Men usually don’t have stalkers. At least not on television. Surprisingly, though, stalking is more gender-neutral that first thought. Studies conducted by the Department of Justice in the United States reports that, “Males were as likely to report being stalked by a male as a female offender: 43% percent of male stalking victims stated that the offender was female, while 41% of male victims stated that the offender was another male. Female victims of stalking were significantly more likely to be stalked by a male (67%) rather than a female (24%) offender.” Thus, while the majority of cases are of the type popularized by television, this is not always the case.
What is Stalking?

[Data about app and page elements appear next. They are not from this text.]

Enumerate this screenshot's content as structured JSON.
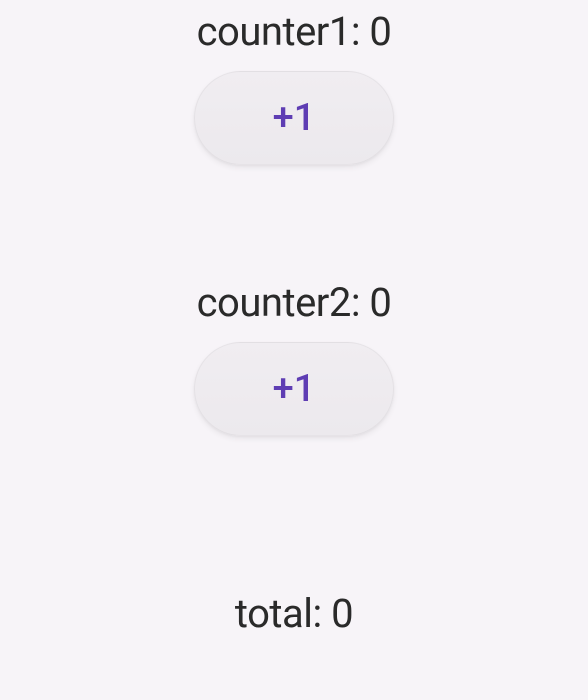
{
  "counter1": {
    "label": "counter1: 0",
    "button_label": "+1"
  },
  "counter2": {
    "label": "counter2: 0",
    "button_label": "+1"
  },
  "total": {
    "label": "total: 0"
  }
}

Stalking as defined by National Violence Against Women Prevention Research Center as:
A repetitive pattern of unwanted, harassing or threatening behavior committed by one person against another. Acts include: telephone harassment, being followed, receiving unwanted gifts, and other similar forms of intrusive behavior. All states and the Federal Government have passed anti-stalking legislation. Definitions of stalking found in state anti-stalking statutes vary in their language, although most define stalking as “the willful, malicious, and repeated following and harassing of another person that threatens his or her safety
Remember that it is repeated, threatening behavior. This behavior can take both the form of physical and virtual stalking.

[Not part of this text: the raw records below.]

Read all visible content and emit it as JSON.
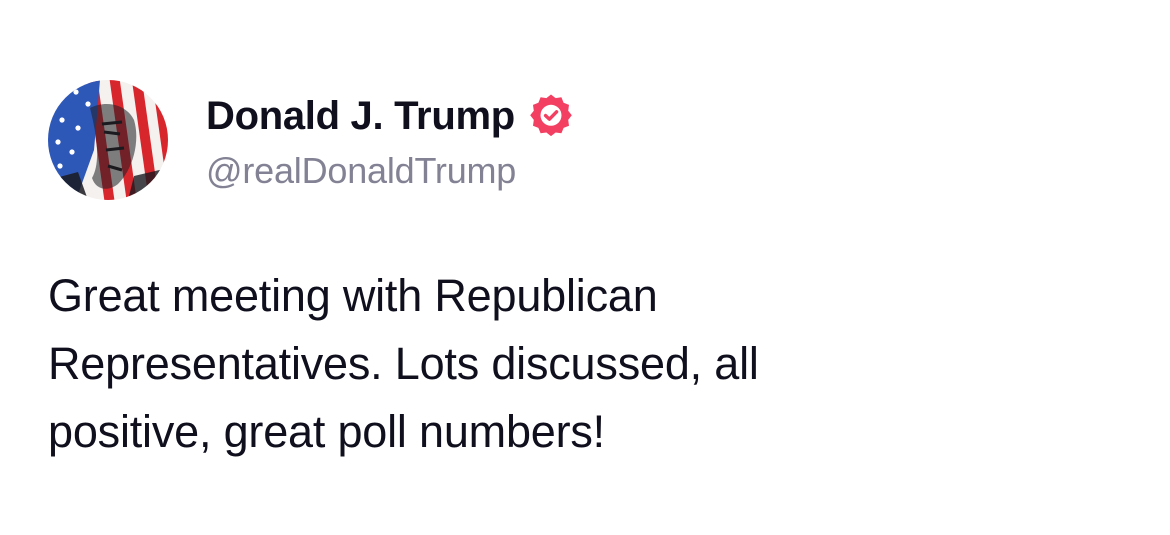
{
  "post": {
    "author": {
      "display_name": "Donald J. Trump",
      "handle": "@realDonaldTrump",
      "verified_badge_icon": "verified-check-badge-icon",
      "avatar": "profile-avatar-flag-portrait"
    },
    "text_lines": [
      "Great meeting with Republican",
      "Representatives. Lots discussed, all",
      "positive, great poll numbers!"
    ]
  },
  "colors": {
    "background": "#ffffff",
    "text_primary": "#0f0f1e",
    "text_secondary": "#828294",
    "verified_badge": "#f23f62"
  }
}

As stalking is not geographically focused, all U.S. States and the Federal Government have laws regarding stalking and similar victimization. n January of 2009, The U.S. Department of Justice released a report based on a national crime victims survey of stalking and harassment victims. Below are just a few of the statistics of this 16 page report.
- During a 12-month period an estimated 14 in every 1,000 persons age 18 or older were victims of stalking
- About half (46%) of stalking victims experienced at least one unwanted contact per week
- 11% of victims said they had been stalked for 5 years or more
- The risk of stalking victimization was highest for individuals who were divorced or separated-34 per 1,000 individuals
- Women were at greater risk than men for stalking
- About 43% of victims stated that police were contacted at least once regarding the stalking
- Male (37%) and female (41%) stalking victimizations were equally likely to be reported to the police
- Approximately 1 in 4 stalking victims reported some form of cyberstalking such as e-mail (83%) or instant messaging (35%). Electronic monitoring was used to stalk 1 in 13 victims (i.e. GPS monitoring, bugs, phone tapping, video)
- 46% of stalking victims felt fear of not knowing what would happen next
- Nearly 3 in 4 stalking victims knew their offender in some capacity.
Download the report.
In the next couple of posts, we’ll continue with further information and how you can action against stalking.
If you need advice for yourself, or a loved one, regarding stalking, contact Myers Detective Services. We can help you get the facts, and if necessary, begin an investigation.